→ Prompt
Please write every entry out again, exactly as it reads below.

(Provided data begins)

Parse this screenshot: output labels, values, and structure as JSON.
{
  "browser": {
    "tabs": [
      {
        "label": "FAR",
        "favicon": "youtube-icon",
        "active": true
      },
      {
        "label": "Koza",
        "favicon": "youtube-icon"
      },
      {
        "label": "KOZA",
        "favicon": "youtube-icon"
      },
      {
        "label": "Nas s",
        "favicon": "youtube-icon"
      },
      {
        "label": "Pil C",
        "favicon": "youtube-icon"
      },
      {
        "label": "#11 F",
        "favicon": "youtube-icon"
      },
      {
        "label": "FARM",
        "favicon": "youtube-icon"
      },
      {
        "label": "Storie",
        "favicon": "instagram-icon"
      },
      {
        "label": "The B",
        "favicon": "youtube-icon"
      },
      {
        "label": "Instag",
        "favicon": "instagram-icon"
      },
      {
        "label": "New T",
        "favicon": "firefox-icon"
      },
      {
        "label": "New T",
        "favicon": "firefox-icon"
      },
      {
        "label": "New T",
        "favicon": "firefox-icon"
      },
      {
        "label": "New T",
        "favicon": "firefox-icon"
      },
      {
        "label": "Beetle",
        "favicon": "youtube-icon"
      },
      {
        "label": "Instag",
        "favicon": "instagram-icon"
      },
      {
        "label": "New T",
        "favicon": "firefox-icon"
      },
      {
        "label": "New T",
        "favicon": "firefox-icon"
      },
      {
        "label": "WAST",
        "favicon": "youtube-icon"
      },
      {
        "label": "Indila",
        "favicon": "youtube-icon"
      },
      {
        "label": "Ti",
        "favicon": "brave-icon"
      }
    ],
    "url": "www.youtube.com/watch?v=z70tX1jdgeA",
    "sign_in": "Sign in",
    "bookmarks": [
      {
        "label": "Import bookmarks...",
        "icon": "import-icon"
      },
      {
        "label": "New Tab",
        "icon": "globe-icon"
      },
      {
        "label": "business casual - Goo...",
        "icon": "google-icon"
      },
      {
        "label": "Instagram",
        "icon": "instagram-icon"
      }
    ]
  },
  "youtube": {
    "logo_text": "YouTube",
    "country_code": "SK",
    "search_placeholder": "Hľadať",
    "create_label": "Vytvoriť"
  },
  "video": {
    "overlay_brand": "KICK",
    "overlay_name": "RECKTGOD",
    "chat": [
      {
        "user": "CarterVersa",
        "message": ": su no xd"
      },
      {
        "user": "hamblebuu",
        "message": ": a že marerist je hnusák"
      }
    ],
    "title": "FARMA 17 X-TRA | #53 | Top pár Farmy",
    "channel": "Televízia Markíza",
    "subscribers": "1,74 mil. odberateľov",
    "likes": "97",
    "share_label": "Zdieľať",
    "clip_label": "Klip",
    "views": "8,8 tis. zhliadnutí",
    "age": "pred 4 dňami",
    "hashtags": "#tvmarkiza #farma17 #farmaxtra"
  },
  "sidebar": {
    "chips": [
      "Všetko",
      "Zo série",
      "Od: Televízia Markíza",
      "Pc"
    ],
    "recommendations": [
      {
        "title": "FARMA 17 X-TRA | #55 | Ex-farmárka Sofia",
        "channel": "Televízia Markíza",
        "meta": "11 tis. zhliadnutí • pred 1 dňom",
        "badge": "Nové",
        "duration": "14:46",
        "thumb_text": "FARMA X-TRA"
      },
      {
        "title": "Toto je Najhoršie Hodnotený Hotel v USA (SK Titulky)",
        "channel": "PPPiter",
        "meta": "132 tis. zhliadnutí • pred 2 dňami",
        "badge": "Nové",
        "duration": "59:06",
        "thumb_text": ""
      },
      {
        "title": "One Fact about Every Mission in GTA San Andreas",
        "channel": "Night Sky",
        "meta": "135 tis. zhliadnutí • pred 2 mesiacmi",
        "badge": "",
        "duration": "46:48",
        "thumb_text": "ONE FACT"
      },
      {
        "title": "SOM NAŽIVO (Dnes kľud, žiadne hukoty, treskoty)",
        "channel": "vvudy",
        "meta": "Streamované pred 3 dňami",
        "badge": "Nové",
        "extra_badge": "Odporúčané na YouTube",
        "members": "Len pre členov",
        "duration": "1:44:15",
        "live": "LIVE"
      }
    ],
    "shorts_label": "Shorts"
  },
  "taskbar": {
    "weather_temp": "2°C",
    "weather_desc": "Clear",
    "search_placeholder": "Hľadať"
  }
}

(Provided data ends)

→ Answer for the task
Parse this screenshot: output labels, values, and structure as JSON.
{
  "browser": {
    "tabs": [
      {
        "label": "FAR",
        "favicon": "youtube-icon",
        "active": true
      },
      {
        "label": "Koza",
        "favicon": "youtube-icon"
      },
      {
        "label": "KOZA",
        "favicon": "youtube-icon"
      },
      {
        "label": "Nas s",
        "favicon": "youtube-icon"
      },
      {
        "label": "Pil C",
        "favicon": "youtube-icon"
      },
      {
        "label": "#11 F",
        "favicon": "youtube-icon"
      },
      {
        "label": "FARM",
        "favicon": "youtube-icon"
      },
      {
        "label": "Storie",
        "favicon": "instagram-icon"
      },
      {
        "label": "The B",
        "favicon": "youtube-icon"
      },
      {
        "label": "Instag",
        "favicon": "instagram-icon"
      },
      {
        "label": "New T",
        "favicon": "firefox-icon"
      },
      {
        "label": "New T",
        "favicon": "firefox-icon"
      },
      {
        "label": "New T",
        "favicon": "firefox-icon"
      },
      {
        "label": "New T",
        "favicon": "firefox-icon"
      },
      {
        "label": "Beetle",
        "favicon": "youtube-icon"
      },
      {
        "label": "Instag",
        "favicon": "instagram-icon"
      },
      {
        "label": "New T",
        "favicon": "firefox-icon"
      },
      {
        "label": "New T",
        "favicon": "firefox-icon"
      },
      {
        "label": "WAST",
        "favicon": "youtube-icon"
      },
      {
        "label": "Indila",
        "favicon": "youtube-icon"
      },
      {
        "label": "Ti",
        "favicon": "brave-icon"
      }
    ],
    "url": "www.youtube.com/watch?v=z70tX1jdgeA",
    "sign_in": "Sign in",
    "bookmarks": [
      {
        "label": "Import bookmarks...",
        "icon": "import-icon"
      },
      {
        "label": "New Tab",
        "icon": "globe-icon"
      },
      {
        "label": "business casual - Goo...",
        "icon": "google-icon"
      },
      {
        "label": "Instagram",
        "icon": "instagram-icon"
      }
    ]
  },
  "youtube": {
    "logo_text": "YouTube",
    "country_code": "SK",
    "search_placeholder": "Hľadať",
    "create_label": "Vytvoriť"
  },
  "video": {
    "overlay_brand": "KICK",
    "overlay_name": "RECKTGOD",
    "chat": [
      {
        "user": "CarterVersa",
        "message": ": su no xd"
      },
      {
        "user": "hamblebuu",
        "message": ": a že marerist je hnusák"
      }
    ],
    "title": "FARMA 17 X-TRA | #53 | Top pár Farmy",
    "channel": "Televízia Markíza",
    "subscribers": "1,74 mil. odberateľov",
    "likes": "97",
    "share_label": "Zdieľať",
    "clip_label": "Klip",
    "views": "8,8 tis. zhliadnutí",
    "age": "pred 4 dňami",
    "hashtags": "#tvmarkiza #farma17 #farmaxtra"
  },
  "sidebar": {
    "chips": [
      "Všetko",
      "Zo série",
      "Od: Televízia Markíza",
      "Pc"
    ],
    "recommendations": [
      {
        "title": "FARMA 17 X-TRA | #55 | Ex-farmárka Sofia",
        "channel": "Televízia Markíza",
        "meta": "11 tis. zhliadnutí • pred 1 dňom",
        "badge": "Nové",
        "duration": "14:46",
        "thumb_text": "FARMA X-TRA"
      },
      {
        "title": "Toto je Najhoršie Hodnotený Hotel v USA (SK Titulky)",
        "channel": "PPPiter",
        "meta": "132 tis. zhliadnutí • pred 2 dňami",
        "badge": "Nové",
        "duration": "59:06",
        "thumb_text": ""
      },
      {
        "title": "One Fact about Every Mission in GTA San Andreas",
        "channel": "Night Sky",
        "meta": "135 tis. zhliadnutí • pred 2 mesiacmi",
        "badge": "",
        "duration": "46:48",
        "thumb_text": "ONE FACT"
      },
      {
        "title": "SOM NAŽIVO (Dnes kľud, žiadne hukoty, treskoty)",
        "channel": "vvudy",
        "meta": "Streamované pred 3 dňami",
        "badge": "Nové",
        "extra_badge": "Odporúčané na YouTube",
        "members": "Len pre členov",
        "duration": "1:44:15",
        "live": "LIVE"
      }
    ],
    "shorts_label": "Shorts"
  },
  "taskbar": {
    "weather_temp": "2°C",
    "weather_desc": "Clear",
    "search_placeholder": "Hľadať"
  }
}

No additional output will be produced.